*** Data supplied Section Begins ***

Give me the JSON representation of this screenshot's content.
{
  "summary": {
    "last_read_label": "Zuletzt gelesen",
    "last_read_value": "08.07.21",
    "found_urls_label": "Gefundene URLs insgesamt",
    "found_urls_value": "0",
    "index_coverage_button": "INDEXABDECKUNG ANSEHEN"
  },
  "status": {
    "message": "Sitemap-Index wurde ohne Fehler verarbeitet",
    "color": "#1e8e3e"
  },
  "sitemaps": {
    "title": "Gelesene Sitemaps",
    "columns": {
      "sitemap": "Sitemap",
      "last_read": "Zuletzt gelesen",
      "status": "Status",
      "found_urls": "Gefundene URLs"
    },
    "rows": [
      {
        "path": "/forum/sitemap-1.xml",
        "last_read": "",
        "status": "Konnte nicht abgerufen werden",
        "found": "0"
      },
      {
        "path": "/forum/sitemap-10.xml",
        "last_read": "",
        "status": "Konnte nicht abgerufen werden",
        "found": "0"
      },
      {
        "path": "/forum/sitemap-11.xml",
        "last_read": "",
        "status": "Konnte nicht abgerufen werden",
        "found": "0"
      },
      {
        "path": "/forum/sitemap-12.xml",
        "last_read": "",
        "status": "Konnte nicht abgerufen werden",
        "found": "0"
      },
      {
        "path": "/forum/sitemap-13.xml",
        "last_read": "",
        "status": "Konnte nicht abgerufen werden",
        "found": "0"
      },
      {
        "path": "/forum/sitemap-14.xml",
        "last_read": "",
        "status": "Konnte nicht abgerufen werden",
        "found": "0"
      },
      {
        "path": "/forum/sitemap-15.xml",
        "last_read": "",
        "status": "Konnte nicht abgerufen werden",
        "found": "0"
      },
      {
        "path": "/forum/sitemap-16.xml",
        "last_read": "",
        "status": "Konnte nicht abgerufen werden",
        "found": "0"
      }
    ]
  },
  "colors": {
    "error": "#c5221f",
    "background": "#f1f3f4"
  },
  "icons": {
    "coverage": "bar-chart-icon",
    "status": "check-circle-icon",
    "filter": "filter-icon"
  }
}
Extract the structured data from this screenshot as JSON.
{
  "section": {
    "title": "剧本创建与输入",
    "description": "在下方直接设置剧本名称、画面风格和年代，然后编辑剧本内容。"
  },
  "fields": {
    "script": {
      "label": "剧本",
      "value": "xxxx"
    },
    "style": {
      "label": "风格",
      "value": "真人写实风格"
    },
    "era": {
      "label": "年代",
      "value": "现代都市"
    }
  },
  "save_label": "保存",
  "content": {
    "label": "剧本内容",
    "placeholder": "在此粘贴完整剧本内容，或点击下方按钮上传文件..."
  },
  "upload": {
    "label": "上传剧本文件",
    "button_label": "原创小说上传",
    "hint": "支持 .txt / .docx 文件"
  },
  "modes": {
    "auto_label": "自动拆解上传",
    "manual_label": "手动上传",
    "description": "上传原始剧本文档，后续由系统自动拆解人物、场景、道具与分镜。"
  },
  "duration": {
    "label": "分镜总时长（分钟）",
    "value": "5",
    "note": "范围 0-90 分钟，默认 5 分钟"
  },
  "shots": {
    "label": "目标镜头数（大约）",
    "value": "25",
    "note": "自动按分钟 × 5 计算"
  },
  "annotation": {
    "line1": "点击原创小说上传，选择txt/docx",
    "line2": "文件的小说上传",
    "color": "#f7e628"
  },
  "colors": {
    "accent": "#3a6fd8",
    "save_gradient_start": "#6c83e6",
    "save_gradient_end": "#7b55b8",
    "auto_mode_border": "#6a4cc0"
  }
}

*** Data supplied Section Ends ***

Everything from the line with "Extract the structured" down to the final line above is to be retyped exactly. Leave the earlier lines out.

• **Answer for this exercise**
Extract the structured data from this screenshot as JSON.
{
  "section": {
    "title": "剧本创建与输入",
    "description": "在下方直接设置剧本名称、画面风格和年代，然后编辑剧本内容。"
  },
  "fields": {
    "script": {
      "label": "剧本",
      "value": "xxxx"
    },
    "style": {
      "label": "风格",
      "value": "真人写实风格"
    },
    "era": {
      "label": "年代",
      "value": "现代都市"
    }
  },
  "save_label": "保存",
  "content": {
    "label": "剧本内容",
    "placeholder": "在此粘贴完整剧本内容，或点击下方按钮上传文件..."
  },
  "upload": {
    "label": "上传剧本文件",
    "button_label": "原创小说上传",
    "hint": "支持 .txt / .docx 文件"
  },
  "modes": {
    "auto_label": "自动拆解上传",
    "manual_label": "手动上传",
    "description": "上传原始剧本文档，后续由系统自动拆解人物、场景、道具与分镜。"
  },
  "duration": {
    "label": "分镜总时长（分钟）",
    "value": "5",
    "note": "范围 0-90 分钟，默认 5 分钟"
  },
  "shots": {
    "label": "目标镜头数（大约）",
    "value": "25",
    "note": "自动按分钟 × 5 计算"
  },
  "annotation": {
    "line1": "点击原创小说上传，选择txt/docx",
    "line2": "文件的小说上传",
    "color": "#f7e628"
  },
  "colors": {
    "accent": "#3a6fd8",
    "save_gradient_start": "#6c83e6",
    "save_gradient_end": "#7b55b8",
    "auto_mode_border": "#6a4cc0"
  }
}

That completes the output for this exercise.